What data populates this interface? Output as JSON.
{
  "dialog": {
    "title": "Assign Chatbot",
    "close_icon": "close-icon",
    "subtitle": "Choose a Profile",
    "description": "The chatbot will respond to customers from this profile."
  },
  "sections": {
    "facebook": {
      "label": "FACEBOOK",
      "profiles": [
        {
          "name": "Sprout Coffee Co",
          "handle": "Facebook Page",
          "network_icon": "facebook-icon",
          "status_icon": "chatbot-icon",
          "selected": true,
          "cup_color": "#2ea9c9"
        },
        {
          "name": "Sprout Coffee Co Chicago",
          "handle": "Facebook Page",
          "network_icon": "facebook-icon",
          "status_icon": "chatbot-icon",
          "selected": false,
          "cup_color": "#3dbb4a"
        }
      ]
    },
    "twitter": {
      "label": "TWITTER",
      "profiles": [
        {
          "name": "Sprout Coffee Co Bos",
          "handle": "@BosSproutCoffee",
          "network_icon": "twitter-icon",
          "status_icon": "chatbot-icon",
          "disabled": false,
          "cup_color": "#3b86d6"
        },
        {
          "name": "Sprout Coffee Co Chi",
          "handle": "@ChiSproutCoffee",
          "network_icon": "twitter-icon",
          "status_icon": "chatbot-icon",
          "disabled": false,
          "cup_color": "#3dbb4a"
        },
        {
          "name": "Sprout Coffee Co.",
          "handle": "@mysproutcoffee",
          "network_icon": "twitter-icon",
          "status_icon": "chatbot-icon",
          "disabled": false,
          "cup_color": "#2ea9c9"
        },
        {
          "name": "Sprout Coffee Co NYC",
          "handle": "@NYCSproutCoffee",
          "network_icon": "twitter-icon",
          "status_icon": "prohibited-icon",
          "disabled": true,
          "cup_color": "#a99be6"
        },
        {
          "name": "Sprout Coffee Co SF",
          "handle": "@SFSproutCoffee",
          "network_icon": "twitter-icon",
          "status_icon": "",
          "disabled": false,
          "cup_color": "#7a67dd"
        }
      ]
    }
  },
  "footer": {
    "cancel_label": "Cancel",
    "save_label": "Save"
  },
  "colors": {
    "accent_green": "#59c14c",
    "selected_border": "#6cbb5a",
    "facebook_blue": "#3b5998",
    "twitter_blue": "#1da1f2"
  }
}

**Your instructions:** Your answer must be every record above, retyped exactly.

**Answer space:**
What data populates this interface? Output as JSON.
{
  "dialog": {
    "title": "Assign Chatbot",
    "close_icon": "close-icon",
    "subtitle": "Choose a Profile",
    "description": "The chatbot will respond to customers from this profile."
  },
  "sections": {
    "facebook": {
      "label": "FACEBOOK",
      "profiles": [
        {
          "name": "Sprout Coffee Co",
          "handle": "Facebook Page",
          "network_icon": "facebook-icon",
          "status_icon": "chatbot-icon",
          "selected": true,
          "cup_color": "#2ea9c9"
        },
        {
          "name": "Sprout Coffee Co Chicago",
          "handle": "Facebook Page",
          "network_icon": "facebook-icon",
          "status_icon": "chatbot-icon",
          "selected": false,
          "cup_color": "#3dbb4a"
        }
      ]
    },
    "twitter": {
      "label": "TWITTER",
      "profiles": [
        {
          "name": "Sprout Coffee Co Bos",
          "handle": "@BosSproutCoffee",
          "network_icon": "twitter-icon",
          "status_icon": "chatbot-icon",
          "disabled": false,
          "cup_color": "#3b86d6"
        },
        {
          "name": "Sprout Coffee Co Chi",
          "handle": "@ChiSproutCoffee",
          "network_icon": "twitter-icon",
          "status_icon": "chatbot-icon",
          "disabled": false,
          "cup_color": "#3dbb4a"
        },
        {
          "name": "Sprout Coffee Co.",
          "handle": "@mysproutcoffee",
          "network_icon": "twitter-icon",
          "status_icon": "chatbot-icon",
          "disabled": false,
          "cup_color": "#2ea9c9"
        },
        {
          "name": "Sprout Coffee Co NYC",
          "handle": "@NYCSproutCoffee",
          "network_icon": "twitter-icon",
          "status_icon": "prohibited-icon",
          "disabled": true,
          "cup_color": "#a99be6"
        },
        {
          "name": "Sprout Coffee Co SF",
          "handle": "@SFSproutCoffee",
          "network_icon": "twitter-icon",
          "status_icon": "",
          "disabled": false,
          "cup_color": "#7a67dd"
        }
      ]
    }
  },
  "footer": {
    "cancel_label": "Cancel",
    "save_label": "Save"
  },
  "colors": {
    "accent_green": "#59c14c",
    "selected_border": "#6cbb5a",
    "facebook_blue": "#3b5998",
    "twitter_blue": "#1da1f2"
  }
}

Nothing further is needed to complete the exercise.